View Full Version : How long will D76 last ?

9-Nov-2009, 00:48
Hi Everyone,
I have a small tank dip & dunk set-up in my dark-bathroom. How long will D76 1:1 stay strong in a 1.5 gallon tank without it's floating lid on? This is the tank with the 2.5 inch x 10 inch top surface of solution. The skinny one.

I don't know how to trust it. I have put only 6 sheets of 810 X-Ray film thru it, but it has been sitting a week or so without a floating lid. ('cuz I don't own one)

Any experience would be helpful...

9-Nov-2009, 01:21
The best way to know would be to run a test sheet through, but my experience with D-76, straight and diluted, is that it is very stable even when exposed to air and light.

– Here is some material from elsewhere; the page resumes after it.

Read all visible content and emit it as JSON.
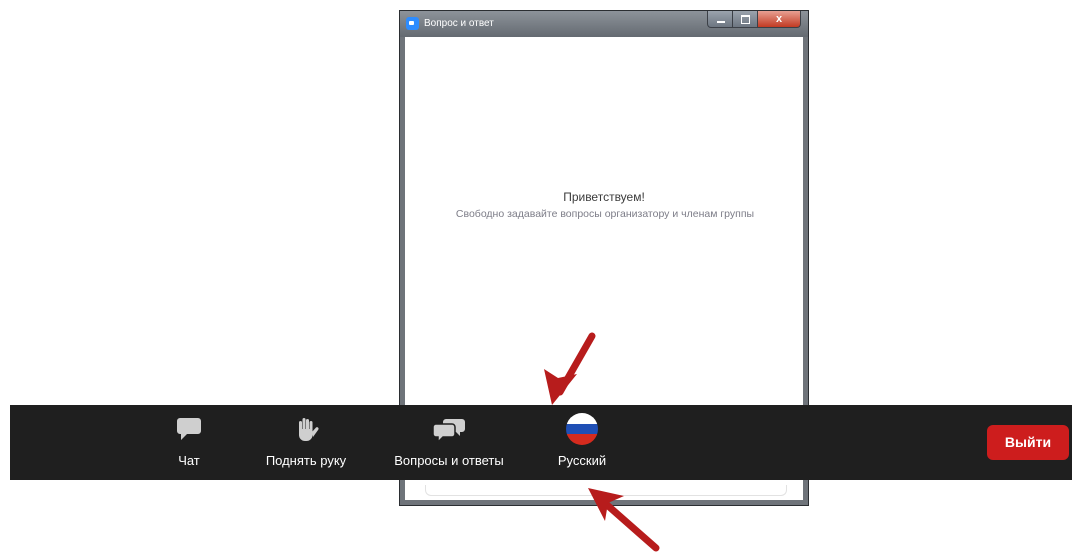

Mark Sampson
9-Nov-2009, 06:57
Well, Kodak has always said that D-76 1:1 should only be used as a one-shot developer (although I don't know why this should be). At several times in the past, I operated sink lines that used straight D-76, replenished with D-76R by the book, with a floating lid. They were quite stable and reliable, with control strips run regularly. Without replenishment, the developer activity will decline with use, and without a lid, oxidization will take a toll. You should at least cover the developer tank with plastic wrap to keep the air out, and consider replenishment.

Brian Ellis
9-Nov-2009, 10:33
I wouldn't store D76 in working solution form. Maybe that's just superstition, I've never run tests, but I would think that even in a good storage container the developer would inevitably deteriorate over time and it would be difficult to be predictably consistent from one film processing session to the next.

To me as a "serious amateur" photographer the costs of chemicals are so small relative to the total cost of making a photograph (when you count things like travel) that it doesn't make sense to take a chance on using bad or deteriorated developer.

9-Nov-2009, 12:04
The alternative is to get container that you can squeeze the air out of. This will help prolong the life of the developer.

9-Nov-2009, 14:17
[...] I have put only 6 sheets of 810 X-Ray film thru it. [...]

Here’s Kodak’s very useful Table (http://www.kodak.com/global/en/professional/support/techPubs/e103cf/e103cf.pdf?id= which addresses questions about D76 (plus other Kodak chemicals).

It says D-76 1:1, in a 1-Gallon tank, is good for eight 8x10 sheets.

(* Keep in mind, the table doesn’t make any claims for “X-Ray” film, but maybe it’s the same as for the films Kodak does list.)

You say your tank is “1.5 gallons” – so after the 6 sheets you’ve already done, Kodak says you’d still have some mileage left. (Of course, this assumes one session.)

[...] How long will D76 1:1 stay strong in a 1.5 gallon tank without its floating lid on? [...]
[…] it has been sitting a week or so without a floating lid. [...]

Hmm. The table says “NR” (Not Recommended) for the “keeping properties w/o use” of D-76 1:1 working solution in a tank. I presume that means an uncovered one like yours. (And it says merely “24 hours” for the same solution in a tray.)

If your tank w/ "used" solution has already been sitting for a week, I’d say “mix a new batch” before I’d say “experiment” with it. I’ll second Brian Ellis on this one. However, I’d still enjoy hearing about any experimental results! Best, give Kodak a call. I normally talk with friendly people there.

— BTW, can you simply mix a new 1.5-gallon batch?

"How long will D76 last?"

I hope as long as b/w film does. ;) I really like it.

Drew Wiley
9-Nov-2009, 17:14
D76 is infamous for changing its activity over time. There are a couple of ways of
making it predictable. The first way is to mix it fresh every time and use it the same
day. But that means you waste a lot of it. What I prefer to do is never use it the same
day it is mixed, but to divide it into tighly sealed, topped-off glass bottles, and try to
use these between a week and a month after mixing. Jugs with floating lids - no way!
Photog. Formulary sells a tweak on 76 which they claim is buffered to make it more
predictable over time.

Merg Ross
9-Nov-2009, 18:06
D-76 in a diluted form should be used once, and dumped. As noted above, D-76 in a tank with floating lid, and properly replenished, will develop hundreds of sheets of film and last for months with consistent results.

However, as Brian suggests, developer is inexpensive relative to other aspects of silver based photography. Consider D-76 1:1 to be a one-shot developer.

Mark Sawyer
10-Nov-2009, 10:33
A floating lid will minimize oxidation (the developing compounds combining with oxygen in the air), but a different set of hydrolyzation reactions with the water will still occur, though more slowly. The more dilute the mixture, the quicker hydrolyzation will degrade the developer. This happens with every developer I can think of.

10-Nov-2009, 11:27
Thanks to everyone who helped. ... I was hopin' to not waste chemistry or money, but good advice can be better than $5 in my pocket!

Thanks again,